Memories and Relationships (Part 5)

How we interpret our memories gives us a self-identity. The way we ‘edit’ the events and emotions of our past has a great impact on how we understand ourselves in the present. And our self-understanding impacts the way we engage in all our relationships. Some memories are so powerful and or pervasive that they are critical in determining who we are. Continue Reading

Imagination – Memory, Feeling and Interpretation (Part 4)

God created our brain in such a way that it captures images. Our memory gives us access to images from the past. Every image we remember is marinated in feelings. So if I (Rich) ask you to tell me about your favorite vacation you will give me an explanation of your images. The explanation of your images is your interpretation of the re-presentation of what you lived on vacation. The interpretation is guided by the feelings affixed to the memory of your vacation. Now this interpretation reality is very, very important. Continue Reading

Imagination – Memories and Feelings (Part 3)

In addition to memories, there is another element that is an essential building block in the world of our imagination. The brain is designed to re-present reality through images and every image that we remember has feelings associated with it. We cannot stop that from happening. We are designed to re-present reality through images. And the image is influenced or shaded by feelings. Continue Reading

Imagination and Memories (Part 2)

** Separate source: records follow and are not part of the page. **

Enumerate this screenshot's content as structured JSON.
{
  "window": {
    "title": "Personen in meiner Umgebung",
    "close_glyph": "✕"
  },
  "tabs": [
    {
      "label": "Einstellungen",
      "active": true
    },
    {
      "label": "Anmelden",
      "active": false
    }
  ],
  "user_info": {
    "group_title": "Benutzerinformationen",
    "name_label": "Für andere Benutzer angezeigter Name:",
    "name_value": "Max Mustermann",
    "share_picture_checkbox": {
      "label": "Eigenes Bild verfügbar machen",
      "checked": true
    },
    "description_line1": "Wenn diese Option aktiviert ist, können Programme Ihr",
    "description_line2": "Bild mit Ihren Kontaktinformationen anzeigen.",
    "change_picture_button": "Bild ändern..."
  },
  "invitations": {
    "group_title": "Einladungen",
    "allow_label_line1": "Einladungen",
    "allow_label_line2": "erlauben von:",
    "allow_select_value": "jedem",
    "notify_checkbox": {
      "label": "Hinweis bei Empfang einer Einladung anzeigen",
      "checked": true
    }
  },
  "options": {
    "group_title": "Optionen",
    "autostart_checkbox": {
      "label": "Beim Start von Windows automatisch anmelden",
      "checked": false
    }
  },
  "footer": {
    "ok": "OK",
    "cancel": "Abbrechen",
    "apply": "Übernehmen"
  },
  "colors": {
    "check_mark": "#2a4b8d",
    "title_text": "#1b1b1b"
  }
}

​Our memory and imagination are intimately related. Memories that shape our souls are not abstract, they are concrete images.  Memories are mental images that re-present to our minds what has occurred in the past. If I (Rich) ask you to tell me about your favorite childhood vacation, or your worst childhood day in school you are not going to give me an abstract explanation. You will tell me a story, and you are telling me a story from the retrieved mental images in your brain that re-present in image form what you lived.  Continue Reading